### Task statement
The response should be the records below, repeated exactly, with each picture left out.

### Data shown
----

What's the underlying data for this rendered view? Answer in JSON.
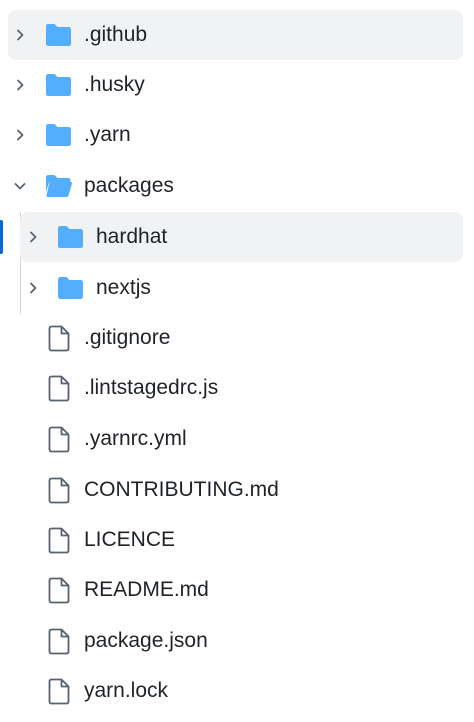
{
  "tree": {
    "items": [
      {
        "label": ".github",
        "kind": "folder",
        "icon": "folder-icon",
        "expanded": false
      },
      {
        "label": ".husky",
        "kind": "folder",
        "icon": "folder-icon",
        "expanded": false
      },
      {
        "label": ".yarn",
        "kind": "folder",
        "icon": "folder-icon",
        "expanded": false
      },
      {
        "label": "packages",
        "kind": "folder",
        "icon": "folder-open-icon",
        "expanded": true
      },
      {
        "label": "hardhat",
        "kind": "folder",
        "icon": "folder-icon",
        "expanded": false,
        "selected": true
      },
      {
        "label": "nextjs",
        "kind": "folder",
        "icon": "folder-icon",
        "expanded": false
      },
      {
        "label": ".gitignore",
        "kind": "file",
        "icon": "file-icon"
      },
      {
        "label": ".lintstagedrc.js",
        "kind": "file",
        "icon": "file-icon"
      },
      {
        "label": ".yarnrc.yml",
        "kind": "file",
        "icon": "file-icon"
      },
      {
        "label": "CONTRIBUTING.md",
        "kind": "file",
        "icon": "file-icon"
      },
      {
        "label": "LICENCE",
        "kind": "file",
        "icon": "file-icon"
      },
      {
        "label": "README.md",
        "kind": "file",
        "icon": "file-icon"
      },
      {
        "label": "package.json",
        "kind": "file",
        "icon": "file-icon"
      },
      {
        "label": "yarn.lock",
        "kind": "file",
        "icon": "file-icon"
      }
    ]
  },
  "colors": {
    "folder": "#54aeff",
    "file_stroke": "#59636e",
    "chevron": "#59636e",
    "hover_bg": "#f1f2f4",
    "accent": "#0969da"
  }
}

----

### Written response
What's the underlying data for this rendered view? Answer in JSON.
{
  "tree": {
    "items": [
      {
        "label": ".github",
        "kind": "folder",
        "icon": "folder-icon",
        "expanded": false
      },
      {
        "label": ".husky",
        "kind": "folder",
        "icon": "folder-icon",
        "expanded": false
      },
      {
        "label": ".yarn",
        "kind": "folder",
        "icon": "folder-icon",
        "expanded": false
      },
      {
        "label": "packages",
        "kind": "folder",
        "icon": "folder-open-icon",
        "expanded": true
      },
      {
        "label": "hardhat",
        "kind": "folder",
        "icon": "folder-icon",
        "expanded": false,
        "selected": true
      },
      {
        "label": "nextjs",
        "kind": "folder",
        "icon": "folder-icon",
        "expanded": false
      },
      {
        "label": ".gitignore",
        "kind": "file",
        "icon": "file-icon"
      },
      {
        "label": ".lintstagedrc.js",
        "kind": "file",
        "icon": "file-icon"
      },
      {
        "label": ".yarnrc.yml",
        "kind": "file",
        "icon": "file-icon"
      },
      {
        "label": "CONTRIBUTING.md",
        "kind": "file",
        "icon": "file-icon"
      },
      {
        "label": "LICENCE",
        "kind": "file",
        "icon": "file-icon"
      },
      {
        "label": "README.md",
        "kind": "file",
        "icon": "file-icon"
      },
      {
        "label": "package.json",
        "kind": "file",
        "icon": "file-icon"
      },
      {
        "label": "yarn.lock",
        "kind": "file",
        "icon": "file-icon"
      }
    ]
  },
  "colors": {
    "folder": "#54aeff",
    "file_stroke": "#59636e",
    "chevron": "#59636e",
    "hover_bg": "#f1f2f4",
    "accent": "#0969da"
  }
}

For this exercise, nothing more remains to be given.